This correlation is one interpretation of the disparate lights in North Korea as night crosses the globe. In this interpretation, the vast gulf in kilowatt-hours used per person within the two neighboring countries indicates a lack of commerce due to North Korea’s policy of isolation. Estimates from orbit indicate that while citizens of South Korea use up to 10,162kwh per person, their counterparts use approximately 739kwh apiece. NASA has reported observations that seem to indicate North Koreans are able to use power for only a few hours a day on average. But is this usage pattern a matter of voluntary frugality, a sign of patriotic conservation, or is North Korea kept in the dark due to policies of isolation?

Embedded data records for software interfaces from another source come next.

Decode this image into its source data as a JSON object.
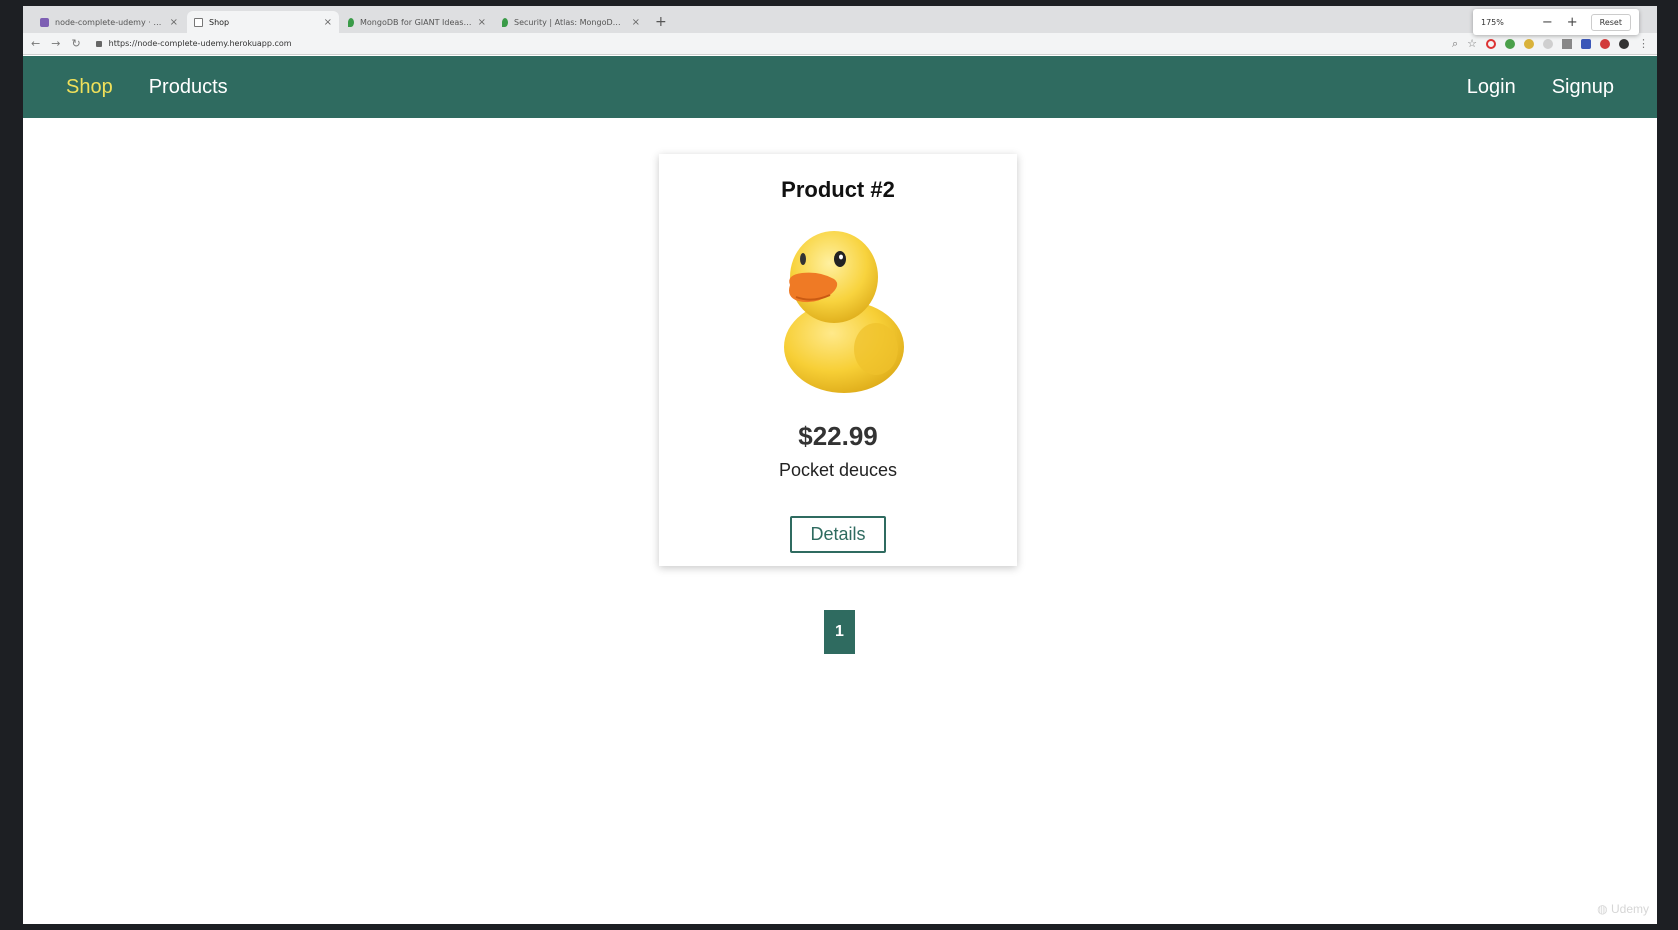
{
  "browser": {
    "tabs": [
      {
        "title": "node-complete-udemy · Reso",
        "active": false,
        "favicon": "heroku-icon"
      },
      {
        "title": "Shop",
        "active": true,
        "favicon": "page-icon"
      },
      {
        "title": "MongoDB for GIANT Ideas | M",
        "active": false,
        "favicon": "mongodb-leaf-icon"
      },
      {
        "title": "Security | Atlas: MongoDB Atl",
        "active": false,
        "favicon": "mongodb-leaf-icon"
      }
    ],
    "new_tab": "+",
    "close_glyph": "×",
    "url": "https://node-complete-udemy.herokuapp.com",
    "zoom": {
      "percent": "175%",
      "minus": "−",
      "plus": "+",
      "reset": "Reset"
    }
  },
  "nav": {
    "shop": "Shop",
    "products": "Products",
    "login": "Login",
    "signup": "Signup"
  },
  "product": {
    "title": "Product #2",
    "price": "$22.99",
    "description": "Pocket deuces",
    "details_label": "Details"
  },
  "pagination": {
    "current": "1"
  },
  "colors": {
    "nav_bg": "#2f6b60",
    "nav_active": "#f0e05a",
    "button_accent": "#2f6b60"
  }
}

It could be either. When looking at the world from space, once could interpret the stunning amount of light radiating from the world’s hubs as indicative of an overuse of power, an indication of our general lack of conservation that we will keep the lights on through the night no matter what the cost to environment, sleep patterns, and economic imbalance. Looked at in this light, North Korea’s uniqueness could be seen as an indication of impressive frugality and environmental conservation, or a visible attempt to reduce light pollution. Or, the economists could be right.
It is difficult to be sure, with channels of communication between North Korea and most other countries remaining short and curt, and every interaction laced with indications of paranoia, as when a recent joint weapons testing exercise between Japan and the U.S. was met with accusations from Pyongyang that the two nations were preparing to invade North Korea. Therefore, though it is possible to posit that the lack of constant light coming from the isolated country shows laudable restraint in the use of electricity for a country with a population numbering in the millions, it is likely not the entire story.
North Korea’s stance on human rights is well known after multiple incidents addressed in commentary within the U.N. and activist circles over the decades since the standstill developed between the two Koreas. North Korea has also become famous all over the globe for its strict isolationism, its control of the flow of information to its citizens, and its insistence that it runs just fine and is perfectly competitive with the rest of the world despite its reclusive economic and social policies.
North Korea, by cutting off trade to a trickle in order to control the flow of information between its citizens and the wider world, has also cut off innumerable sources of revenue to pay for infrastructure improvements such as sufficient electrical power to afford same to all its citizens whenever needed. In such a situation, electrical power must be horded and centralized like any other commodity so that the government is able to make use of it whenever it finds the power needful for defense or other strategic reasons.
Kim Jong Un, the leader of the DPRK, has insisted that his country is a healthy and economically sound communist country. The resounding darkness in North Korea’s night, the frugal use of power, seems to indicate the opposite, when taken into account with its isolationist policies. The stark difference between North Korea and its neighbors in South Korea and the PRC only highlights the disparity between words and reality. Whatever the reason for the differences between the three nations, it is so vast, it can be seen from orbit.
By Kat Turner